The Gulf Coast Conservancy is proud of its role in the expansion of the Nature Coast Greenway and Wildlife Corridor. As a result of acquisitions by federal, state, and local government agencies, more than 75,000 acres have been preserved in Citrus, Hernando, and Pasco counties since 1992.

  • With negotiation by the GCC in 1994, Oak Sound became the Weeki Wachee Preserve when an offer was made for the property by SWFWMD. Six thousand proposed homes and shops became a 7000 acre preserve.
  • The GCC has proposed creation of Aripeka Coastal Greenway, identified member parcels to SWFWMD. Parcels are listed in their 5 year plan. Several parcels have been acquired with GCC serving as facilitator.
  • Two parcels donated to the GCC were transferred to SWFWMD. The GCC proposed the ACG to the Hernando Environmentally Sensitive Lands Program and it was ranked in their Land Acquisition Program.
  • The GCC has proposed parcels in the ACG to the Pasco ESL for acquisition. As a result of GCC facilitation, the 210 acre parcel known as Aripeka Heights was acquired in 2007 and 250 homes were not built in core bear habitat.
  • We are continuing to work to complete the ACG as an extension of the Weeki Wachee Preserve.

Presence in the Community

  • Press articles, radio programs.
  • Partnerships with other organizations, Pascowildlife, Hernando Audubon, Gulf Restoration Network, Defenders of Wildlife.
  • GCC board participation in State Parks Planning, and Environmental and Land Conservation initiatives.
  • Planning Awards from the Sons of Norway, Conservation Group of the Year from the Land Trust Alliance, Florida Greenways Commission Grant.
  • Service on the Interagency Bear Working Group, Hernando Environmental Sensitive Lands Committee, Pasco ELASC, River Task Force, Pasco County Greenways, Trails & Blueways Advisory Committee.
  • Testified before Hernando and Pasco Development Review, Planning and Zoning, and Boards of County Commissioners to insure habitat preservation is considered in land use decisions.
  • Initiated an Ecotourism program for Hernando County.
  • Participation in events: Swampfest, Umatilla Bear Festival, Crystal River National Wildlife Celebration, Crews Lake Earth Day Celebrations.
  • Supported larger sanctuary for manatees in Homosassa in 2001.
  • Educational presentations for civic groups and at yearly public meetings.
  • Chosen by FFWC to Beta Test new software.



GCC members are a common sight at community events throughout the Nature Coast.
Children have no problem understanding that bears are important.

The GCC mascot travels to community events to teach young and old citizens about the Florida black bear.


GCC Florida Black Bear Hotline

  • The Bear Hotline started in 1995, and resulted in the Bear study by the University of Kentucky funded by SWFWMD.
  • The Bear Hotline continues to collect data on sightings of bears.
  • Worked w/ Hernando County to move the site of a new transfer station to minimize contact with bears.
  • Received permit from FWC to display mounted bear cub at educational events.

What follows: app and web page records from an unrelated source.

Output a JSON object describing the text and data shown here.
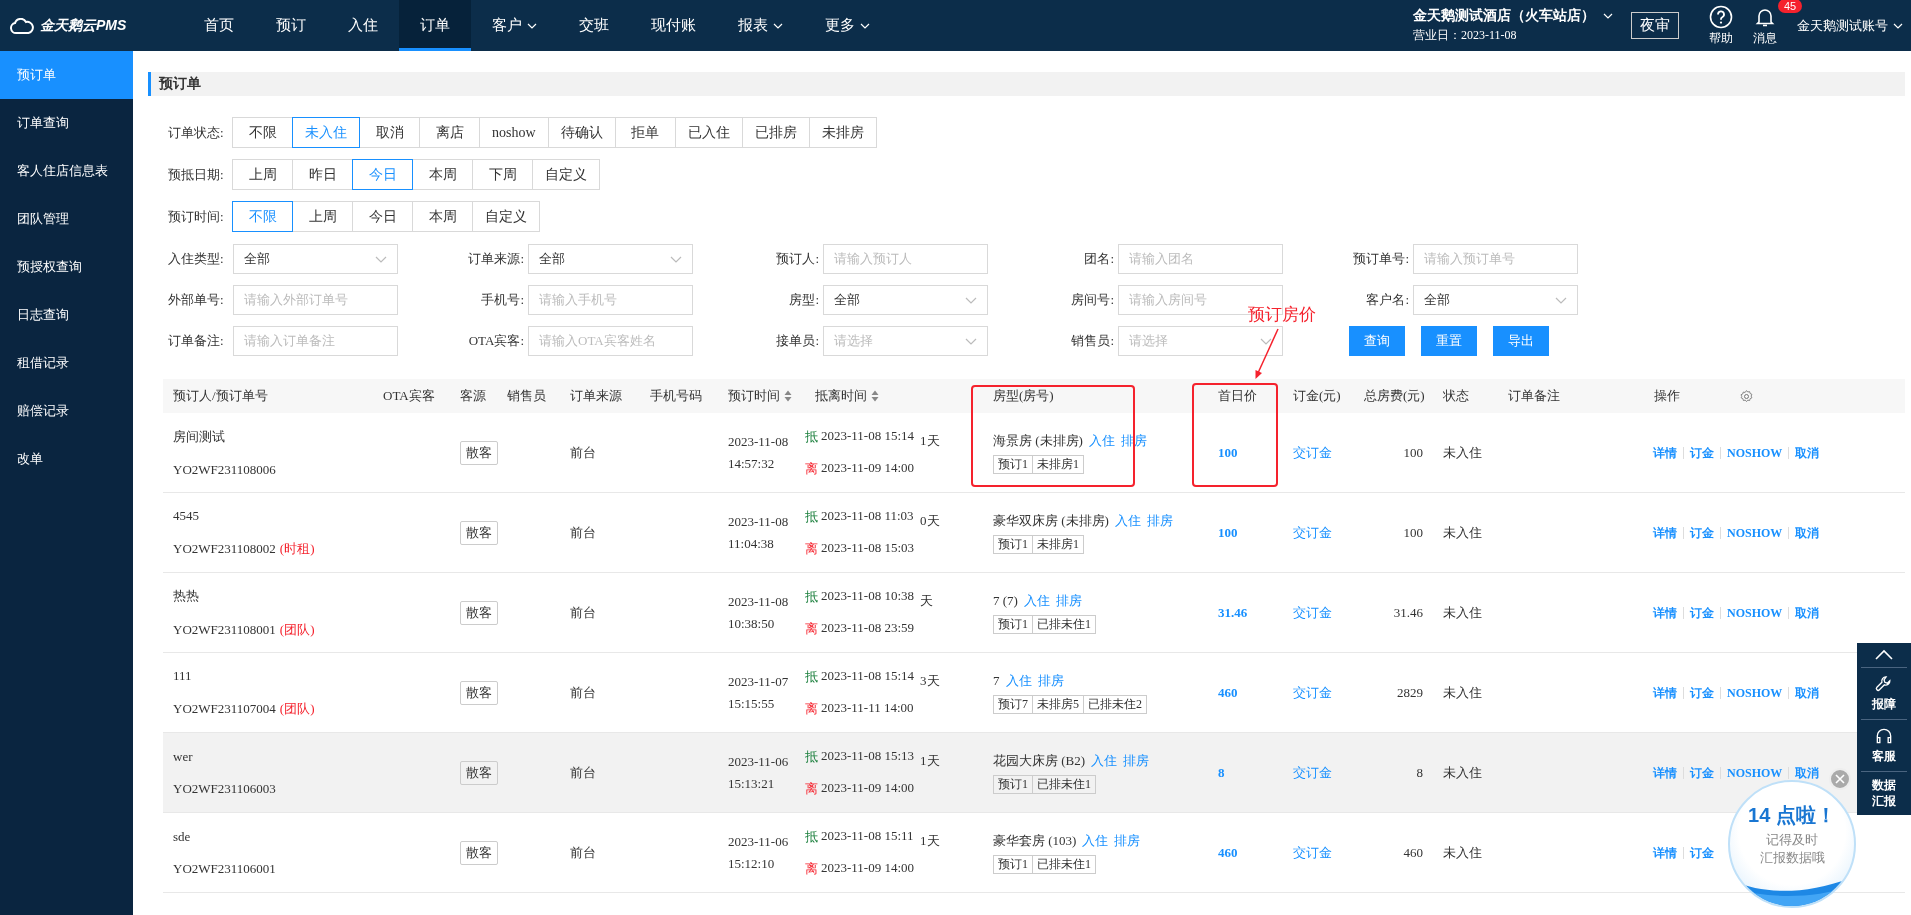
{
  "nav": {
    "logo": "金天鹅云PMS",
    "items": [
      {
        "label": "首页",
        "selected": false,
        "dropdown": false
      },
      {
        "label": "预订",
        "selected": false,
        "dropdown": false
      },
      {
        "label": "入住",
        "selected": false,
        "dropdown": false
      },
      {
        "label": "订单",
        "selected": true,
        "dropdown": false
      },
      {
        "label": "客户",
        "selected": false,
        "dropdown": true
      },
      {
        "label": "交班",
        "selected": false,
        "dropdown": false
      },
      {
        "label": "现付账",
        "selected": false,
        "dropdown": false
      },
      {
        "label": "报表",
        "selected": false,
        "dropdown": true
      },
      {
        "label": "更多",
        "selected": false,
        "dropdown": true
      }
    ],
    "hotel": "金天鹅测试酒店（火车站店）",
    "business_date": "营业日：2023-11-08",
    "night_audit": "夜审",
    "help": "帮助",
    "messages": "消息",
    "message_count": "45",
    "account": "金天鹅测试账号"
  },
  "sidebar": {
    "items": [
      {
        "label": "预订单",
        "selected": true
      },
      {
        "label": "订单查询",
        "selected": false
      },
      {
        "label": "客人住店信息表",
        "selected": false
      },
      {
        "label": "团队管理",
        "selected": false
      },
      {
        "label": "预授权查询",
        "selected": false
      },
      {
        "label": "日志查询",
        "selected": false
      },
      {
        "label": "租借记录",
        "selected": false
      },
      {
        "label": "赔偿记录",
        "selected": false
      },
      {
        "label": "改单",
        "selected": false
      }
    ]
  },
  "page_title": "预订单",
  "filter_groups": [
    {
      "label": "订单状态:",
      "options": [
        {
          "label": "不限",
          "selected": false
        },
        {
          "label": "未入住",
          "selected": true
        },
        {
          "label": "取消",
          "selected": false
        },
        {
          "label": "离店",
          "selected": false
        },
        {
          "label": "noshow",
          "selected": false
        },
        {
          "label": "待确认",
          "selected": false
        },
        {
          "label": "拒单",
          "selected": false
        },
        {
          "label": "已入住",
          "selected": false
        },
        {
          "label": "已排房",
          "selected": false
        },
        {
          "label": "未排房",
          "selected": false
        }
      ]
    },
    {
      "label": "预抵日期:",
      "options": [
        {
          "label": "上周",
          "selected": false
        },
        {
          "label": "昨日",
          "selected": false
        },
        {
          "label": "今日",
          "selected": true
        },
        {
          "label": "本周",
          "selected": false
        },
        {
          "label": "下周",
          "selected": false
        },
        {
          "label": "自定义",
          "selected": false
        }
      ]
    },
    {
      "label": "预订时间:",
      "options": [
        {
          "label": "不限",
          "selected": true
        },
        {
          "label": "上周",
          "selected": false
        },
        {
          "label": "今日",
          "selected": false
        },
        {
          "label": "本周",
          "selected": false
        },
        {
          "label": "自定义",
          "selected": false
        }
      ]
    }
  ],
  "field_rows": [
    [
      {
        "label": "入住类型:",
        "kind": "select",
        "value": "全部"
      },
      {
        "label": "订单来源:",
        "kind": "select",
        "value": "全部"
      },
      {
        "label": "预订人:",
        "kind": "input",
        "placeholder": "请输入预订人"
      },
      {
        "label": "团名:",
        "kind": "input",
        "placeholder": "请输入团名"
      },
      {
        "label": "预订单号:",
        "kind": "input",
        "placeholder": "请输入预订单号"
      }
    ],
    [
      {
        "label": "外部单号:",
        "kind": "input",
        "placeholder": "请输入外部订单号"
      },
      {
        "label": "手机号:",
        "kind": "input",
        "placeholder": "请输入手机号"
      },
      {
        "label": "房型:",
        "kind": "select",
        "value": "全部"
      },
      {
        "label": "房间号:",
        "kind": "input",
        "placeholder": "请输入房间号"
      },
      {
        "label": "客户名:",
        "kind": "select",
        "value": "全部"
      }
    ],
    [
      {
        "label": "订单备注:",
        "kind": "input",
        "placeholder": "请输入订单备注"
      },
      {
        "label": "OTA宾客:",
        "kind": "input",
        "placeholder": "请输入OTA宾客姓名"
      },
      {
        "label": "接单员:",
        "kind": "select",
        "placeholder": "请选择"
      },
      {
        "label": "销售员:",
        "kind": "select",
        "placeholder": "请选择"
      }
    ]
  ],
  "buttons": [
    "查询",
    "重置",
    "导出"
  ],
  "annotation": "预订房价",
  "table": {
    "columns": [
      {
        "label": "预订人/预订单号",
        "sortable": false
      },
      {
        "label": "OTA宾客",
        "sortable": false
      },
      {
        "label": "客源",
        "sortable": false
      },
      {
        "label": "销售员",
        "sortable": false
      },
      {
        "label": "订单来源",
        "sortable": false
      },
      {
        "label": "手机号码",
        "sortable": false
      },
      {
        "label": "预订时间",
        "sortable": true
      },
      {
        "label": "抵离时间",
        "sortable": true
      },
      {
        "label": "房型(房号)",
        "sortable": false
      },
      {
        "label": "首日价",
        "sortable": false
      },
      {
        "label": "订金(元)",
        "sortable": false
      },
      {
        "label": "总房费(元)",
        "sortable": false
      },
      {
        "label": "状态",
        "sortable": false
      },
      {
        "label": "订单备注",
        "sortable": false
      },
      {
        "label": "操作",
        "sortable": false
      }
    ],
    "rows": [
      {
        "booker": "房间测试",
        "order_no": "YO2WF231108006",
        "source": "散客",
        "channel": "前台",
        "booked_date": "2023-11-08",
        "booked_time": "14:57:32",
        "arrive_label": "抵",
        "arrive": "2023-11-08 15:14",
        "depart_label": "离",
        "depart": "2023-11-09 14:00",
        "nights": "1天",
        "room": "海景房 (未排房)",
        "room_links": [
          "入住",
          "排房"
        ],
        "counts": [
          "预订1",
          "未排房1"
        ],
        "first_price": "100",
        "deposit": "交订金",
        "total": "100",
        "status": "未入住",
        "actions": [
          "详情",
          "订金",
          "NOSHOW",
          "取消"
        ],
        "highlighted": false
      },
      {
        "booker": "4545",
        "order_no": "YO2WF231108002",
        "tag": "(时租)",
        "source": "散客",
        "channel": "前台",
        "booked_date": "2023-11-08",
        "booked_time": "11:04:38",
        "arrive_label": "抵",
        "arrive": "2023-11-08 11:03",
        "depart_label": "离",
        "depart": "2023-11-08 15:03",
        "nights": "0天",
        "room": "豪华双床房 (未排房)",
        "room_links": [
          "入住",
          "排房"
        ],
        "counts": [
          "预订1",
          "未排房1"
        ],
        "first_price": "100",
        "deposit": "交订金",
        "total": "100",
        "status": "未入住",
        "actions": [
          "详情",
          "订金",
          "NOSHOW",
          "取消"
        ],
        "highlighted": false
      },
      {
        "booker": "热热",
        "order_no": "YO2WF231108001",
        "tag": "(团队)",
        "source": "散客",
        "channel": "前台",
        "booked_date": "2023-11-08",
        "booked_time": "10:38:50",
        "arrive_label": "抵",
        "arrive": "2023-11-08 10:38",
        "depart_label": "离",
        "depart": "2023-11-08 23:59",
        "nights": "天",
        "room": "7 (7)",
        "room_links": [
          "入住",
          "排房"
        ],
        "counts": [
          "预订1",
          "已排未住1"
        ],
        "first_price": "31.46",
        "deposit": "交订金",
        "total": "31.46",
        "status": "未入住",
        "actions": [
          "详情",
          "订金",
          "NOSHOW",
          "取消"
        ],
        "highlighted": false
      },
      {
        "booker": "111",
        "order_no": "YO2WF231107004",
        "tag": "(团队)",
        "source": "散客",
        "channel": "前台",
        "booked_date": "2023-11-07",
        "booked_time": "15:15:55",
        "arrive_label": "抵",
        "arrive": "2023-11-08 15:14",
        "depart_label": "离",
        "depart": "2023-11-11 14:00",
        "nights": "3天",
        "room": "7",
        "room_links": [
          "入住",
          "排房"
        ],
        "counts": [
          "预订7",
          "未排房5",
          "已排未住2"
        ],
        "first_price": "460",
        "deposit": "交订金",
        "total": "2829",
        "status": "未入住",
        "actions": [
          "详情",
          "订金",
          "NOSHOW",
          "取消"
        ],
        "highlighted": false
      },
      {
        "booker": "wer",
        "order_no": "YO2WF231106003",
        "source": "散客",
        "channel": "前台",
        "booked_date": "2023-11-06",
        "booked_time": "15:13:21",
        "arrive_label": "抵",
        "arrive": "2023-11-08 15:13",
        "depart_label": "离",
        "depart": "2023-11-09 14:00",
        "nights": "1天",
        "room": "花园大床房 (B2)",
        "room_links": [
          "入住",
          "排房"
        ],
        "counts": [
          "预订1",
          "已排未住1"
        ],
        "first_price": "8",
        "deposit": "交订金",
        "total": "8",
        "status": "未入住",
        "actions": [
          "详情",
          "订金",
          "NOSHOW",
          "取消"
        ],
        "highlighted": true
      },
      {
        "booker": "sde",
        "order_no": "YO2WF231106001",
        "source": "散客",
        "channel": "前台",
        "booked_date": "2023-11-06",
        "booked_time": "15:12:10",
        "arrive_label": "抵",
        "arrive": "2023-11-08 15:11",
        "depart_label": "离",
        "depart": "2023-11-09 14:00",
        "nights": "1天",
        "room": "豪华套房 (103)",
        "room_links": [
          "入住",
          "排房"
        ],
        "counts": [
          "预订1",
          "已排未住1"
        ],
        "first_price": "460",
        "deposit": "交订金",
        "total": "460",
        "status": "未入住",
        "actions": [
          "详情",
          "订金"
        ],
        "highlighted": false
      }
    ]
  },
  "side_tools": [
    {
      "kind": "up"
    },
    {
      "kind": "wrench",
      "label": "报障"
    },
    {
      "kind": "headset",
      "label": "客服"
    },
    {
      "kind": "text",
      "label": "数据汇报"
    }
  ],
  "popup": {
    "title": "14 点啦！",
    "lines": [
      "记得及时",
      "汇报数据哦"
    ]
  }
}
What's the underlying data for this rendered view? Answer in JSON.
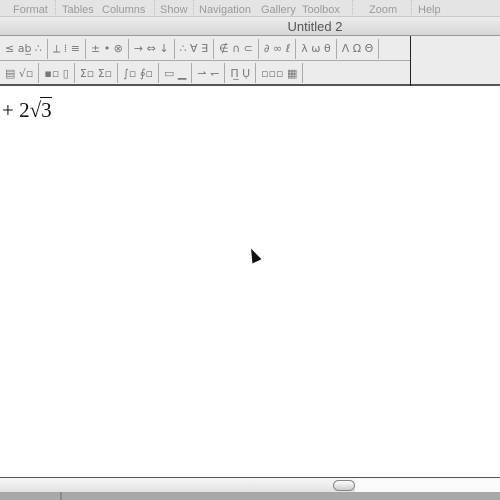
{
  "menu": [
    "Format",
    "Tables",
    "Columns",
    "Show",
    "Navigation",
    "Gallery",
    "Toolbox",
    "Zoom",
    "Help"
  ],
  "window": {
    "title": "Untitled 2"
  },
  "toolbar": {
    "row1": [
      "≤ ab̲ ∴",
      "⟂ ⁞ ≡",
      "± • ⊗",
      "→ ⇔ ↓",
      "∴ ∀ ∃",
      "∉ ∩ ⊂",
      "∂ ∞ ℓ",
      "λ ω θ",
      "Λ Ω Θ"
    ],
    "row2": [
      "▤ √▫",
      "▪▫ ▯",
      "Σ▫ Σ▫",
      "∫▫ ∮▫",
      "▭ ▁",
      "⇀ ↽",
      "Π̲ Ụ",
      "▫▫▫ ▦"
    ]
  },
  "equation": {
    "before_root": "+ 2",
    "radicand": "3"
  },
  "scrollbar": {
    "horizontal_position_percent": 68
  }
}
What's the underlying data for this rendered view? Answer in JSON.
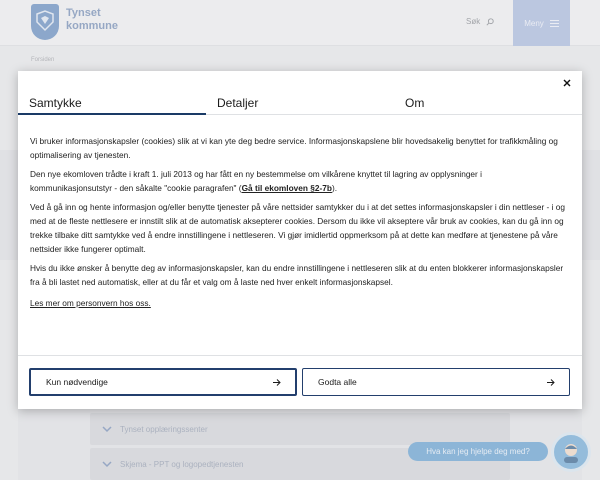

Memorial funds for board members Niki Everitt and Linda Pedersen enabled GCC to provide an educational display at the Springs Coast Environmental Center in Hernando County.

Nature Pays

The GCC "Nature Pays" initiative, with resulting brochure, was effective is showing citizens and policy makers the true costs of uncontrolled development.